Because fall has arrived and the weather has cooled down, it’s harder to stay motivated to hit the gym or work out. Even as a trainer myself, I recognize this challenge. That is why it’s important to find motivation and inspiration from unlikely places. This led me—and my coworker—to develop the 30-day stair challenge!
I work in a nine-story office building, and conveniently, I work on the first floor. One day, I had to make a trip to the eighth floor, so as I normally would, I pushed the button for the elevator. There was another people waiting for the elevator as well. I waited. He waited. We waited and waited. The gentleman then turned to me and informed me that he’s been waiting for a while—ugh. Another woman approached and we explained to her that we were waiting for a long time. She then suggested we simply take the stairs. The stairs?! I have eight floors to go! But because the other two opted for the stairs, I didn’t want to be the only person still waiting for the elevator.

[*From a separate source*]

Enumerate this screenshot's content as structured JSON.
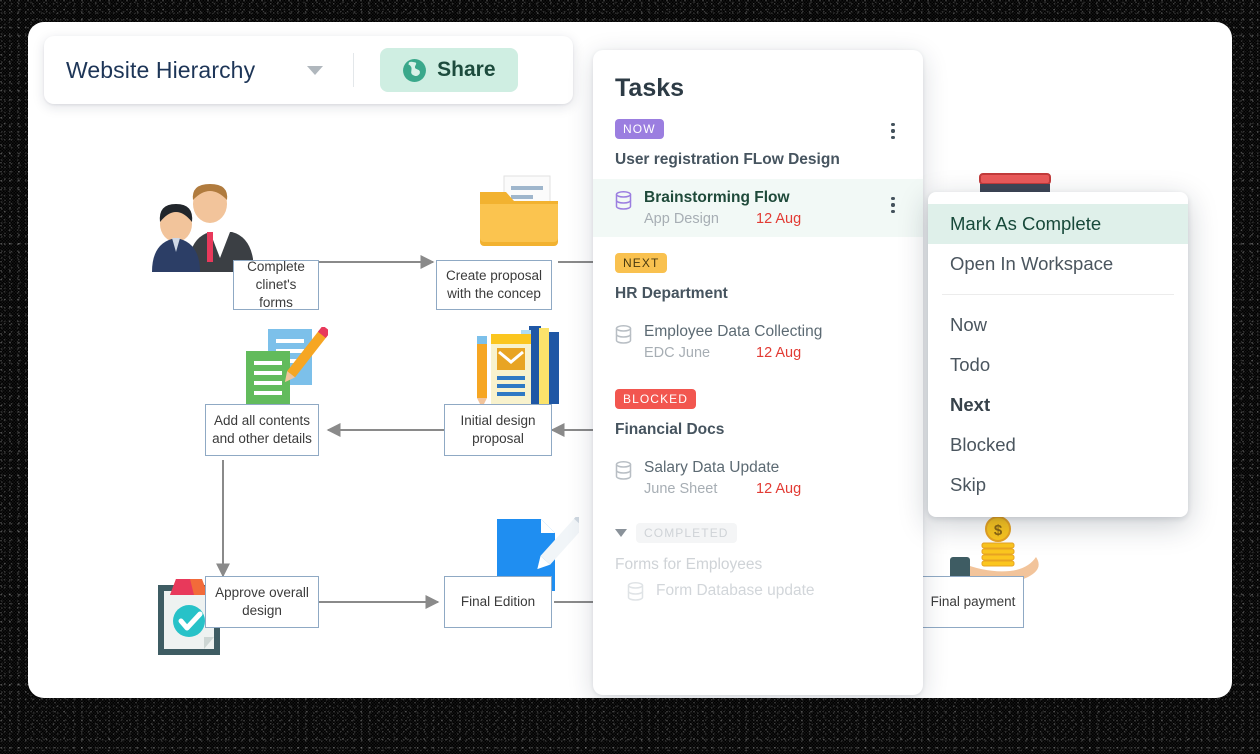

So, we all entered the stairwell together. The women got off on the second floor—clearly not much of a walk. The first gentleman stepped off on the fifth floor—getting higher now. Here I was with three more floors left, but I knew I had to push through.
Needless to say, I got to the top and felt like dying! My legs were on fire, I couldn’t breathe, and boy was I sweating. There’s something about stairs that are just the worst! I can run kilometers, I can teach hour-long Zumba classes, but I CANNOT do stairs! Because I was “dying,” I opted to take the elevator back down.
When I came back down I immediately told my co-workers about the ordeal I just went through. A triumph none the less, but such a painful struggle. My legs were shaking and throbbing. They had never experienced such pain.
But the re-telling of my horrific experience prompted my co-worker to suggest always climbing the stairs, every day, for 30 days. At first, I thought that was a horrible idea because I still felt like death, but I soon realized that it was probably one of the best ideas out there. Why not utilize something at work to get fit? We both sit for long hours every day, so it was a great way to get moving and bring up our heart rates. If you haven’t heard, prolonged sitting is the new smoking, so trying to be as active as possible throughout the day is highly necessary.
At that very moment, we made a pact to climb the stairs, but not only to the eighth floor, all the way to the ninth!
We started this challenge on October 20, and set a calendar reminder daily for 11:45 am.
That Friday at 11:45, we entered the stairwell and began our timer. It took us 4 minutes and 41 seconds to complete. Not too bad considering that it was our first day, and frankly, we didn’t know what to expect.
Because it was the weekend, we had a two-day break, and boy did that make Monday rough. Our time was 4 minutes and 43 seconds, but I swear it hurt so much more!
Here is the rest of our progress so far:
As you can see, there was some definite progress! Even though the times have improved, I’m not sure if I can say the challenge itself is getting any easier. Our legs still burn, and we still end up short of breath once we reach the top. But we still have three weeks left, and I’ll be sure to keep you all updated.
My coworker suggested that maybe we keep this habit up even after the 30 days, and that actually sounds like a great idea. Not because I love climbing stairs because believe me. I don’t, but because we can keep each other motivated and it’s an easy and great way to stay fit throughout the winter and the upcoming holiday season.
In two weeks, I will have more stats for you, and I’ll be sure to let you know if there are any noticeable differences.
In the meantime, why not start your own challenge? Maybe it’s squatting every day, or even planking. Just pick an activity and complete it every day! It’s such an amazing feeling to track your progression and spot any changes that may occur. Whether you lose weight, become stronger, or improve your cardiovascular health, these are all great benefits to experience.
Until next time,